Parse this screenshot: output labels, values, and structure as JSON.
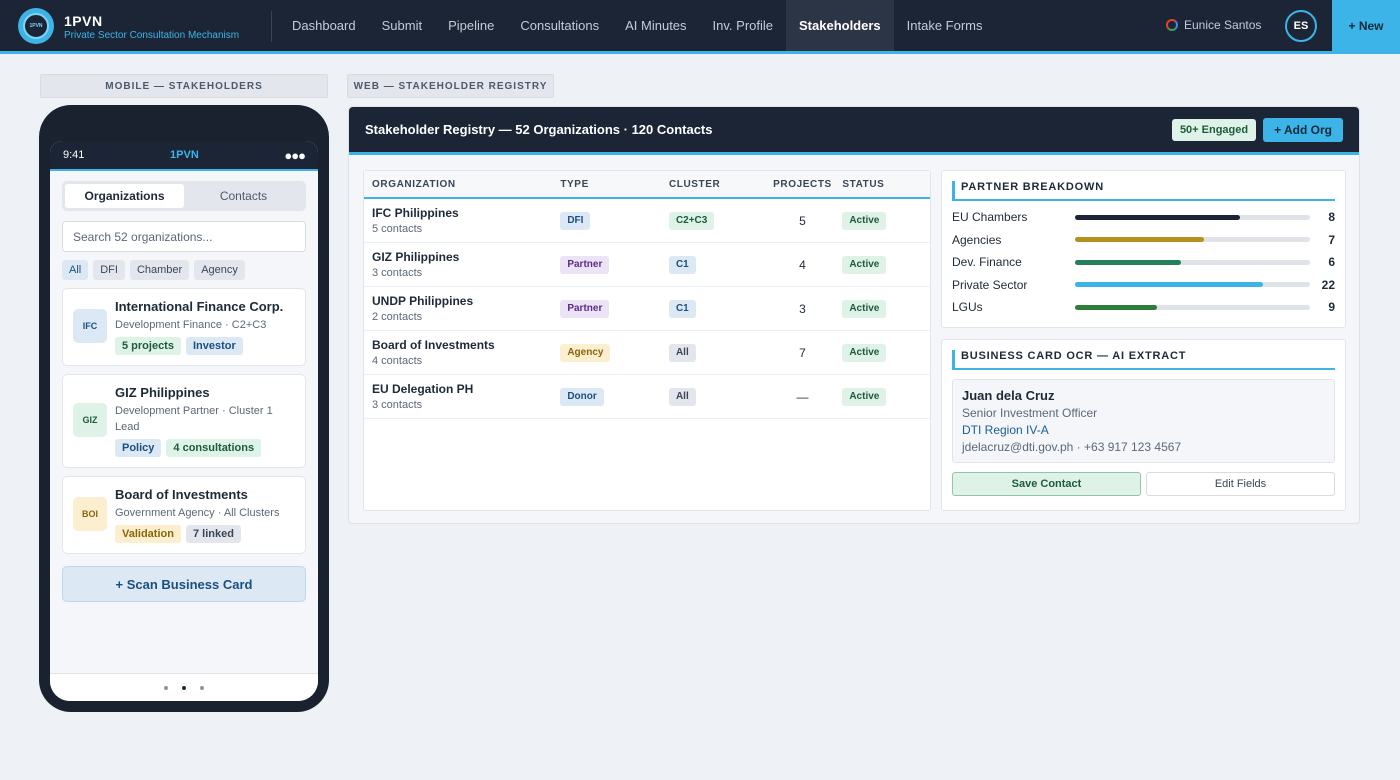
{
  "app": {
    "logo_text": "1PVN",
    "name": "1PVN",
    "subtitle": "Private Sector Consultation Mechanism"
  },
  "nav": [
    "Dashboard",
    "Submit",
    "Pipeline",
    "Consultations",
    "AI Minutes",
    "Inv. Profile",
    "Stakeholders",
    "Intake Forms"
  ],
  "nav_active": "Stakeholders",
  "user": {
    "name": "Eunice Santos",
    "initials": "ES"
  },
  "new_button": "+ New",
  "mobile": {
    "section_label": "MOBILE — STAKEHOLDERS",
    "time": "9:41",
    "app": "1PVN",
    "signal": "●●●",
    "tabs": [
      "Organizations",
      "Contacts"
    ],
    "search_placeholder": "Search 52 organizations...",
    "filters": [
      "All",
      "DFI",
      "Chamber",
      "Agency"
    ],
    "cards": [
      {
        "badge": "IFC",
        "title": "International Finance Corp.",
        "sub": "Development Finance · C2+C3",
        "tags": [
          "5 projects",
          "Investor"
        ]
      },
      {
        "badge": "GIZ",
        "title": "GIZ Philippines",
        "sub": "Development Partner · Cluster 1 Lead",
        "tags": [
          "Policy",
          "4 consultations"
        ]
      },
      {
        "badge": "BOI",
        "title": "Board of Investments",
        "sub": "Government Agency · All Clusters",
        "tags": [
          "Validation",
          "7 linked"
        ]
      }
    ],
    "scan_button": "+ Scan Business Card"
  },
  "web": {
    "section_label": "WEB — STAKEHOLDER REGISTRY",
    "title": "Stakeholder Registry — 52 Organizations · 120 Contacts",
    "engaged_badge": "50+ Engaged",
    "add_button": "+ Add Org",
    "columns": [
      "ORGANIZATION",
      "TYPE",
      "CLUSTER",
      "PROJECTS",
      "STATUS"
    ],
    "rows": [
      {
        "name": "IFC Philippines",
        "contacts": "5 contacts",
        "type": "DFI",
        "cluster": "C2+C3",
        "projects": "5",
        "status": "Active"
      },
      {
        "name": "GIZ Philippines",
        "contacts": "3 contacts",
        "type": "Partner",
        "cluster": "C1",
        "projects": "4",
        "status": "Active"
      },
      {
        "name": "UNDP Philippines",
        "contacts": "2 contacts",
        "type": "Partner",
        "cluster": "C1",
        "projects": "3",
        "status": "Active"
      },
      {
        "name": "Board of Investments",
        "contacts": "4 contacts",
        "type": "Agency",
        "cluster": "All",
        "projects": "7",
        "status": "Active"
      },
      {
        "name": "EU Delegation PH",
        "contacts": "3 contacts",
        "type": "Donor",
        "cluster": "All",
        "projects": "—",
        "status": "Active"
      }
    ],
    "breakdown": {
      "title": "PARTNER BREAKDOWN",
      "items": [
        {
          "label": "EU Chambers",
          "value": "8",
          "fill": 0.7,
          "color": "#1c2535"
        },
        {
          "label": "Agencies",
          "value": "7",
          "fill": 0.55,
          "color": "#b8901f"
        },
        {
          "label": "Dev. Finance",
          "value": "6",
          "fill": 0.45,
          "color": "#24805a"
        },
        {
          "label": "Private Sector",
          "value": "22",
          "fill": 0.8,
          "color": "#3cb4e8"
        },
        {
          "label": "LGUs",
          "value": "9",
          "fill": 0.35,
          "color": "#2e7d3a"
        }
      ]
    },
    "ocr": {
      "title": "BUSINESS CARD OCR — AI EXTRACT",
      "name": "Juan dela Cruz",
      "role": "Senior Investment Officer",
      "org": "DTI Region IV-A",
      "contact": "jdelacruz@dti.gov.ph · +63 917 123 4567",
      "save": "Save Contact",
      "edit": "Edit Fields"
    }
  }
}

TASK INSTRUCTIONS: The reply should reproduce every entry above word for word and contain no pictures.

YOUR SOLUTION:
Parse this screenshot: output labels, values, and structure as JSON.
{
  "app": {
    "logo_text": "1PVN",
    "name": "1PVN",
    "subtitle": "Private Sector Consultation Mechanism"
  },
  "nav": [
    "Dashboard",
    "Submit",
    "Pipeline",
    "Consultations",
    "AI Minutes",
    "Inv. Profile",
    "Stakeholders",
    "Intake Forms"
  ],
  "nav_active": "Stakeholders",
  "user": {
    "name": "Eunice Santos",
    "initials": "ES"
  },
  "new_button": "+ New",
  "mobile": {
    "section_label": "MOBILE — STAKEHOLDERS",
    "time": "9:41",
    "app": "1PVN",
    "signal": "●●●",
    "tabs": [
      "Organizations",
      "Contacts"
    ],
    "search_placeholder": "Search 52 organizations...",
    "filters": [
      "All",
      "DFI",
      "Chamber",
      "Agency"
    ],
    "cards": [
      {
        "badge": "IFC",
        "title": "International Finance Corp.",
        "sub": "Development Finance · C2+C3",
        "tags": [
          "5 projects",
          "Investor"
        ]
      },
      {
        "badge": "GIZ",
        "title": "GIZ Philippines",
        "sub": "Development Partner · Cluster 1 Lead",
        "tags": [
          "Policy",
          "4 consultations"
        ]
      },
      {
        "badge": "BOI",
        "title": "Board of Investments",
        "sub": "Government Agency · All Clusters",
        "tags": [
          "Validation",
          "7 linked"
        ]
      }
    ],
    "scan_button": "+ Scan Business Card"
  },
  "web": {
    "section_label": "WEB — STAKEHOLDER REGISTRY",
    "title": "Stakeholder Registry — 52 Organizations · 120 Contacts",
    "engaged_badge": "50+ Engaged",
    "add_button": "+ Add Org",
    "columns": [
      "ORGANIZATION",
      "TYPE",
      "CLUSTER",
      "PROJECTS",
      "STATUS"
    ],
    "rows": [
      {
        "name": "IFC Philippines",
        "contacts": "5 contacts",
        "type": "DFI",
        "cluster": "C2+C3",
        "projects": "5",
        "status": "Active"
      },
      {
        "name": "GIZ Philippines",
        "contacts": "3 contacts",
        "type": "Partner",
        "cluster": "C1",
        "projects": "4",
        "status": "Active"
      },
      {
        "name": "UNDP Philippines",
        "contacts": "2 contacts",
        "type": "Partner",
        "cluster": "C1",
        "projects": "3",
        "status": "Active"
      },
      {
        "name": "Board of Investments",
        "contacts": "4 contacts",
        "type": "Agency",
        "cluster": "All",
        "projects": "7",
        "status": "Active"
      },
      {
        "name": "EU Delegation PH",
        "contacts": "3 contacts",
        "type": "Donor",
        "cluster": "All",
        "projects": "—",
        "status": "Active"
      }
    ],
    "breakdown": {
      "title": "PARTNER BREAKDOWN",
      "items": [
        {
          "label": "EU Chambers",
          "value": "8",
          "fill": 0.7,
          "color": "#1c2535"
        },
        {
          "label": "Agencies",
          "value": "7",
          "fill": 0.55,
          "color": "#b8901f"
        },
        {
          "label": "Dev. Finance",
          "value": "6",
          "fill": 0.45,
          "color": "#24805a"
        },
        {
          "label": "Private Sector",
          "value": "22",
          "fill": 0.8,
          "color": "#3cb4e8"
        },
        {
          "label": "LGUs",
          "value": "9",
          "fill": 0.35,
          "color": "#2e7d3a"
        }
      ]
    },
    "ocr": {
      "title": "BUSINESS CARD OCR — AI EXTRACT",
      "name": "Juan dela Cruz",
      "role": "Senior Investment Officer",
      "org": "DTI Region IV-A",
      "contact": "jdelacruz@dti.gov.ph · +63 917 123 4567",
      "save": "Save Contact",
      "edit": "Edit Fields"
    }
  }
}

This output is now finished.